*What is needed*.
Please return every line in the entries below with the word "Authentication" in it.

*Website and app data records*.
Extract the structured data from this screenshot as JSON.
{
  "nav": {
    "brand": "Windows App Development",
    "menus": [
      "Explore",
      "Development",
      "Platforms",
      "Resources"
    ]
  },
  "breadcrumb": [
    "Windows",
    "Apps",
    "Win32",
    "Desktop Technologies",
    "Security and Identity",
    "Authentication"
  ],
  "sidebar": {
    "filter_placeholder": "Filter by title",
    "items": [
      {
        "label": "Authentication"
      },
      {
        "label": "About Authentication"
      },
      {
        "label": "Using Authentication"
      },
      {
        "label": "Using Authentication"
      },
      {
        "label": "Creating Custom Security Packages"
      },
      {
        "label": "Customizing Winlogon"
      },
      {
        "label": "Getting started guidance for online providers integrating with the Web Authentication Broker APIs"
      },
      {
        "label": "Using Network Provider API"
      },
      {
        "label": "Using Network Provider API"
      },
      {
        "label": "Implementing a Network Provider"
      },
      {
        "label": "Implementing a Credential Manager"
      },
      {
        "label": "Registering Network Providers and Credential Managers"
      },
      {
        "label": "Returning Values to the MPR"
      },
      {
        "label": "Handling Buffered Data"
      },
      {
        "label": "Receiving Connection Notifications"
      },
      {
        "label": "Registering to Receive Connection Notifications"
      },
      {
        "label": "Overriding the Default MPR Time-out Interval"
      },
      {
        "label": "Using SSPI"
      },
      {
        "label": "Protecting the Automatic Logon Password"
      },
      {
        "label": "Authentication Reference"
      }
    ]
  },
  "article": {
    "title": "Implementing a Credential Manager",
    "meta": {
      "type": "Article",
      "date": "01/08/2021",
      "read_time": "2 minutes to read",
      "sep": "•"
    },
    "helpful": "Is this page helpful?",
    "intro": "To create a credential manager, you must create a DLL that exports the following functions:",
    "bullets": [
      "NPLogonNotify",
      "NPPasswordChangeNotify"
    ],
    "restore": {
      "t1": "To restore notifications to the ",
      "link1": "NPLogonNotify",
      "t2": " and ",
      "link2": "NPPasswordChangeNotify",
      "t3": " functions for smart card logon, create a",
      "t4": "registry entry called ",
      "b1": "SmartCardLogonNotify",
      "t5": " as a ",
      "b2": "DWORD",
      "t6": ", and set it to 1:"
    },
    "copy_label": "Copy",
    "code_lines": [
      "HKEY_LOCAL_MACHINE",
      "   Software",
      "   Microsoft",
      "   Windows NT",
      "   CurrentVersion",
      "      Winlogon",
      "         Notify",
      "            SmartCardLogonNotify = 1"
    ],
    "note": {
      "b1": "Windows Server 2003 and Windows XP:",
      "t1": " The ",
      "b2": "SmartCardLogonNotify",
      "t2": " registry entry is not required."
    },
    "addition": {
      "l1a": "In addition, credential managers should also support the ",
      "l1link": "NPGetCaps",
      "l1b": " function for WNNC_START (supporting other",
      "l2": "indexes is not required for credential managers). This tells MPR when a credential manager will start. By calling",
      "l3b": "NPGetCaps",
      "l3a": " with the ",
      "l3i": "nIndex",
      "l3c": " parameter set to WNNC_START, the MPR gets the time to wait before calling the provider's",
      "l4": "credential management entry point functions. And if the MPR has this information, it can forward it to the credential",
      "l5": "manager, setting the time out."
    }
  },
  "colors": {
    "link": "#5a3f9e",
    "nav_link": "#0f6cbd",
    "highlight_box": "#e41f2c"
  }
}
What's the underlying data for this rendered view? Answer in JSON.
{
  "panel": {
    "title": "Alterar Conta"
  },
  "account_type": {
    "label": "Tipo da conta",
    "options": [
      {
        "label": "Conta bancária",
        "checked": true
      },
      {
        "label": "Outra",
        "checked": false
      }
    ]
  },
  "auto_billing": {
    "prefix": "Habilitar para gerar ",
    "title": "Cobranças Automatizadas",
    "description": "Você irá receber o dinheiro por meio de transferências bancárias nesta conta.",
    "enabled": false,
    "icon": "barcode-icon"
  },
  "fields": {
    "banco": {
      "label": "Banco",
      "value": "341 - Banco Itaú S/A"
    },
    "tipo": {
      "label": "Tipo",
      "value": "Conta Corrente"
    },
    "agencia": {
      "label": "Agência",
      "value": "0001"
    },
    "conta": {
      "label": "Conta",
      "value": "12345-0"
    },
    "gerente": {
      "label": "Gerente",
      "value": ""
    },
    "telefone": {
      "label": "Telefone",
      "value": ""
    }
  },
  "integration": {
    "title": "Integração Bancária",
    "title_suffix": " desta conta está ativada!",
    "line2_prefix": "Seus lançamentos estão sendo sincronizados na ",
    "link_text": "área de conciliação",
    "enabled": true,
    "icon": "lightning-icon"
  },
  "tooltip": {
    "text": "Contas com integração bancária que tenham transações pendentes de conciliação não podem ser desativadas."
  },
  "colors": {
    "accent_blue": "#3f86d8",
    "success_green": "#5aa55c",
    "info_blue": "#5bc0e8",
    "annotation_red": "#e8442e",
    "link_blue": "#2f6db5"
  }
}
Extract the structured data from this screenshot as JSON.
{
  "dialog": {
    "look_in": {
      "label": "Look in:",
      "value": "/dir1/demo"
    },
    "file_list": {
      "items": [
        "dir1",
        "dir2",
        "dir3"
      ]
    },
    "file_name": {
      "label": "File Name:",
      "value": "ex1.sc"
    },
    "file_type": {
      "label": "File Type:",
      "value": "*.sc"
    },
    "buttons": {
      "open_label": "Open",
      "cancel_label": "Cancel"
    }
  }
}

*Task result*.
    "Authentication"
        "label": "Authentication"
        "label": "About Authentication"
        "label": "Using Authentication"
        "label": "Using Authentication"
        "label": "Getting started guidance for online providers integrating with the Web Authentication Broker APIs"
        "label": "Authentication Reference"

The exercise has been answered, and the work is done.